> _Source data_
»»

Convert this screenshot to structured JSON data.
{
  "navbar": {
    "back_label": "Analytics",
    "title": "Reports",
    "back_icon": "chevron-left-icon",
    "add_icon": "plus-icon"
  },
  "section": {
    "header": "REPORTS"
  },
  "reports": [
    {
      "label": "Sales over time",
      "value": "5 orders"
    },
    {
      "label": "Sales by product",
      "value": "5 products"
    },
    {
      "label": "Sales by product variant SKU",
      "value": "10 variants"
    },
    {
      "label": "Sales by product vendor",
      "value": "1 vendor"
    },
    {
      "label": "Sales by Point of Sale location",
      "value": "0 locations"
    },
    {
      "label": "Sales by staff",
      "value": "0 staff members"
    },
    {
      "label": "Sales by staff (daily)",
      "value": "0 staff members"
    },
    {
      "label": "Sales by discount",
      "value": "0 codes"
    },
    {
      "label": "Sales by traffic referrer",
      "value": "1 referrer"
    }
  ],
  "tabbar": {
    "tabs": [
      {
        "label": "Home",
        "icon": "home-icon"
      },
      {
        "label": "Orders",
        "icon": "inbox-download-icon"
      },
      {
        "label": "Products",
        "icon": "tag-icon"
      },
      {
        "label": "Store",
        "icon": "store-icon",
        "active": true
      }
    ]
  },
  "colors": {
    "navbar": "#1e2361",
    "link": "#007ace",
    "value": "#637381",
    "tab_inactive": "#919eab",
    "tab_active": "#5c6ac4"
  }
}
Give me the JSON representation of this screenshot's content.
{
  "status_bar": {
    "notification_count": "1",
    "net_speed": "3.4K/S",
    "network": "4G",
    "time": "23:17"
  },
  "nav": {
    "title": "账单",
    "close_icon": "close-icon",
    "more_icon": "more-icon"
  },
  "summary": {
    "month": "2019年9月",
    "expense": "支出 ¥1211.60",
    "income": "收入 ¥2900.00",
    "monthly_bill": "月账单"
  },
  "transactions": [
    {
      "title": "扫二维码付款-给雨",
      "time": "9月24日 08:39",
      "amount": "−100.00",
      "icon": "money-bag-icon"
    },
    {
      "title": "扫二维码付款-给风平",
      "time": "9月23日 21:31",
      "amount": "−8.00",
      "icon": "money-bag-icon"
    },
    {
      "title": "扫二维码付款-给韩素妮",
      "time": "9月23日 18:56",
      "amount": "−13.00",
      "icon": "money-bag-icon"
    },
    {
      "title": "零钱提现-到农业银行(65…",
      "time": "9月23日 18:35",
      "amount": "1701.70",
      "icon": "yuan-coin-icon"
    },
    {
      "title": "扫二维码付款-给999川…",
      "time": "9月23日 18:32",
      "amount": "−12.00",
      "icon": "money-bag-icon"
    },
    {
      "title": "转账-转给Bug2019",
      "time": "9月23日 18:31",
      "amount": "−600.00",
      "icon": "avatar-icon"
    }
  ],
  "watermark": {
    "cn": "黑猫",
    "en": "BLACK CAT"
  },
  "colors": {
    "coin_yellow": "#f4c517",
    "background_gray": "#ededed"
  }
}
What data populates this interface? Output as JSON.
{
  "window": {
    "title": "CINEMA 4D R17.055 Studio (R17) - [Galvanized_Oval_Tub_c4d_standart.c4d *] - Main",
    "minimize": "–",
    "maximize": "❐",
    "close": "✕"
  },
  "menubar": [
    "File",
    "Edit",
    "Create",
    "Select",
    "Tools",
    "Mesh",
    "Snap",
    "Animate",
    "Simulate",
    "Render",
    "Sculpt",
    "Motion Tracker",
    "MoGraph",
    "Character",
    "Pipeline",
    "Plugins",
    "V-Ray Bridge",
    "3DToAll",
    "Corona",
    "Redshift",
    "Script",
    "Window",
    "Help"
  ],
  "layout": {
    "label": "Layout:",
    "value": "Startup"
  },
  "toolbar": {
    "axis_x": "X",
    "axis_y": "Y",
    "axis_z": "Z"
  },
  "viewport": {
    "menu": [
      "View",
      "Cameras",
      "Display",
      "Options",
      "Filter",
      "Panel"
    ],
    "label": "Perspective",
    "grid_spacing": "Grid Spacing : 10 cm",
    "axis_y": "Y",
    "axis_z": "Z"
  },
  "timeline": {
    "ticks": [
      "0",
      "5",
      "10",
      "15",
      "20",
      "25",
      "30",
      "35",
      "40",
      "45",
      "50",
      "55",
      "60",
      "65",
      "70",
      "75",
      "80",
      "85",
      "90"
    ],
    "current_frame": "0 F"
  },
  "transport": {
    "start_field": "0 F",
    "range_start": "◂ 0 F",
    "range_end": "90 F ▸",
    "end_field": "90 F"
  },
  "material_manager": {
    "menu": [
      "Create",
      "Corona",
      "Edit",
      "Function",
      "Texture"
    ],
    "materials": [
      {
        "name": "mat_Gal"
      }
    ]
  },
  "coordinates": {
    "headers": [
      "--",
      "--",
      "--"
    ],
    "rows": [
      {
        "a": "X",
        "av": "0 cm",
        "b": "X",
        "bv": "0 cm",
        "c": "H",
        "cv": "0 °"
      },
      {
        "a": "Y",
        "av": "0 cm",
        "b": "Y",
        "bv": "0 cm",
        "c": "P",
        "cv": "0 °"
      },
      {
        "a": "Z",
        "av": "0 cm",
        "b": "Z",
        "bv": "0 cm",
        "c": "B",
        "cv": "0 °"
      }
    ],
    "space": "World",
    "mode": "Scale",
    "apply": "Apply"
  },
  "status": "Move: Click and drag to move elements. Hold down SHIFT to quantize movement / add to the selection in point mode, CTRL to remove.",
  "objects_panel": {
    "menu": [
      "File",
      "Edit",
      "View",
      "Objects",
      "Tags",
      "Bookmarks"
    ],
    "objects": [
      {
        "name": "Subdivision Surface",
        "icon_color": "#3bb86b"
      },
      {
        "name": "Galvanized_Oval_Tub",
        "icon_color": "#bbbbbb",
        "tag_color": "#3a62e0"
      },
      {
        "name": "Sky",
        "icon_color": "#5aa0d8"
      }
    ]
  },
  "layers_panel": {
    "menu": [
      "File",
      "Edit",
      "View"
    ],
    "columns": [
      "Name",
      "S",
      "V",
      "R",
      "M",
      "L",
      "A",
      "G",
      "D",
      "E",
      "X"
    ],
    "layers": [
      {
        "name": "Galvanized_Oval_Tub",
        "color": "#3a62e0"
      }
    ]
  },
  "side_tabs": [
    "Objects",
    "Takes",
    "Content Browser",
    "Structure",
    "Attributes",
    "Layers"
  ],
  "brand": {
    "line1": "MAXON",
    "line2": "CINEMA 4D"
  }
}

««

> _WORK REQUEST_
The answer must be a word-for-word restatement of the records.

> _RESULT_
Convert this screenshot to structured JSON data.
{
  "navbar": {
    "back_label": "Analytics",
    "title": "Reports",
    "back_icon": "chevron-left-icon",
    "add_icon": "plus-icon"
  },
  "section": {
    "header": "REPORTS"
  },
  "reports": [
    {
      "label": "Sales over time",
      "value": "5 orders"
    },
    {
      "label": "Sales by product",
      "value": "5 products"
    },
    {
      "label": "Sales by product variant SKU",
      "value": "10 variants"
    },
    {
      "label": "Sales by product vendor",
      "value": "1 vendor"
    },
    {
      "label": "Sales by Point of Sale location",
      "value": "0 locations"
    },
    {
      "label": "Sales by staff",
      "value": "0 staff members"
    },
    {
      "label": "Sales by staff (daily)",
      "value": "0 staff members"
    },
    {
      "label": "Sales by discount",
      "value": "0 codes"
    },
    {
      "label": "Sales by traffic referrer",
      "value": "1 referrer"
    }
  ],
  "tabbar": {
    "tabs": [
      {
        "label": "Home",
        "icon": "home-icon"
      },
      {
        "label": "Orders",
        "icon": "inbox-download-icon"
      },
      {
        "label": "Products",
        "icon": "tag-icon"
      },
      {
        "label": "Store",
        "icon": "store-icon",
        "active": true
      }
    ]
  },
  "colors": {
    "navbar": "#1e2361",
    "link": "#007ace",
    "value": "#637381",
    "tab_inactive": "#919eab",
    "tab_active": "#5c6ac4"
  }
}
Give me the JSON representation of this screenshot's content.
{
  "status_bar": {
    "notification_count": "1",
    "net_speed": "3.4K/S",
    "network": "4G",
    "time": "23:17"
  },
  "nav": {
    "title": "账单",
    "close_icon": "close-icon",
    "more_icon": "more-icon"
  },
  "summary": {
    "month": "2019年9月",
    "expense": "支出 ¥1211.60",
    "income": "收入 ¥2900.00",
    "monthly_bill": "月账单"
  },
  "transactions": [
    {
      "title": "扫二维码付款-给雨",
      "time": "9月24日 08:39",
      "amount": "−100.00",
      "icon": "money-bag-icon"
    },
    {
      "title": "扫二维码付款-给风平",
      "time": "9月23日 21:31",
      "amount": "−8.00",
      "icon": "money-bag-icon"
    },
    {
      "title": "扫二维码付款-给韩素妮",
      "time": "9月23日 18:56",
      "amount": "−13.00",
      "icon": "money-bag-icon"
    },
    {
      "title": "零钱提现-到农业银行(65…",
      "time": "9月23日 18:35",
      "amount": "1701.70",
      "icon": "yuan-coin-icon"
    },
    {
      "title": "扫二维码付款-给999川…",
      "time": "9月23日 18:32",
      "amount": "−12.00",
      "icon": "money-bag-icon"
    },
    {
      "title": "转账-转给Bug2019",
      "time": "9月23日 18:31",
      "amount": "−600.00",
      "icon": "avatar-icon"
    }
  ],
  "watermark": {
    "cn": "黑猫",
    "en": "BLACK CAT"
  },
  "colors": {
    "coin_yellow": "#f4c517",
    "background_gray": "#ededed"
  }
}
What data populates this interface? Output as JSON.
{
  "window": {
    "title": "CINEMA 4D R17.055 Studio (R17) - [Galvanized_Oval_Tub_c4d_standart.c4d *] - Main",
    "minimize": "–",
    "maximize": "❐",
    "close": "✕"
  },
  "menubar": [
    "File",
    "Edit",
    "Create",
    "Select",
    "Tools",
    "Mesh",
    "Snap",
    "Animate",
    "Simulate",
    "Render",
    "Sculpt",
    "Motion Tracker",
    "MoGraph",
    "Character",
    "Pipeline",
    "Plugins",
    "V-Ray Bridge",
    "3DToAll",
    "Corona",
    "Redshift",
    "Script",
    "Window",
    "Help"
  ],
  "layout": {
    "label": "Layout:",
    "value": "Startup"
  },
  "toolbar": {
    "axis_x": "X",
    "axis_y": "Y",
    "axis_z": "Z"
  },
  "viewport": {
    "menu": [
      "View",
      "Cameras",
      "Display",
      "Options",
      "Filter",
      "Panel"
    ],
    "label": "Perspective",
    "grid_spacing": "Grid Spacing : 10 cm",
    "axis_y": "Y",
    "axis_z": "Z"
  },
  "timeline": {
    "ticks": [
      "0",
      "5",
      "10",
      "15",
      "20",
      "25",
      "30",
      "35",
      "40",
      "45",
      "50",
      "55",
      "60",
      "65",
      "70",
      "75",
      "80",
      "85",
      "90"
    ],
    "current_frame": "0 F"
  },
  "transport": {
    "start_field": "0 F",
    "range_start": "◂ 0 F",
    "range_end": "90 F ▸",
    "end_field": "90 F"
  },
  "material_manager": {
    "menu": [
      "Create",
      "Corona",
      "Edit",
      "Function",
      "Texture"
    ],
    "materials": [
      {
        "name": "mat_Gal"
      }
    ]
  },
  "coordinates": {
    "headers": [
      "--",
      "--",
      "--"
    ],
    "rows": [
      {
        "a": "X",
        "av": "0 cm",
        "b": "X",
        "bv": "0 cm",
        "c": "H",
        "cv": "0 °"
      },
      {
        "a": "Y",
        "av": "0 cm",
        "b": "Y",
        "bv": "0 cm",
        "c": "P",
        "cv": "0 °"
      },
      {
        "a": "Z",
        "av": "0 cm",
        "b": "Z",
        "bv": "0 cm",
        "c": "B",
        "cv": "0 °"
      }
    ],
    "space": "World",
    "mode": "Scale",
    "apply": "Apply"
  },
  "status": "Move: Click and drag to move elements. Hold down SHIFT to quantize movement / add to the selection in point mode, CTRL to remove.",
  "objects_panel": {
    "menu": [
      "File",
      "Edit",
      "View",
      "Objects",
      "Tags",
      "Bookmarks"
    ],
    "objects": [
      {
        "name": "Subdivision Surface",
        "icon_color": "#3bb86b"
      },
      {
        "name": "Galvanized_Oval_Tub",
        "icon_color": "#bbbbbb",
        "tag_color": "#3a62e0"
      },
      {
        "name": "Sky",
        "icon_color": "#5aa0d8"
      }
    ]
  },
  "layers_panel": {
    "menu": [
      "File",
      "Edit",
      "View"
    ],
    "columns": [
      "Name",
      "S",
      "V",
      "R",
      "M",
      "L",
      "A",
      "G",
      "D",
      "E",
      "X"
    ],
    "layers": [
      {
        "name": "Galvanized_Oval_Tub",
        "color": "#3a62e0"
      }
    ]
  },
  "side_tabs": [
    "Objects",
    "Takes",
    "Content Browser",
    "Structure",
    "Attributes",
    "Layers"
  ],
  "brand": {
    "line1": "MAXON",
    "line2": "CINEMA 4D"
  }
}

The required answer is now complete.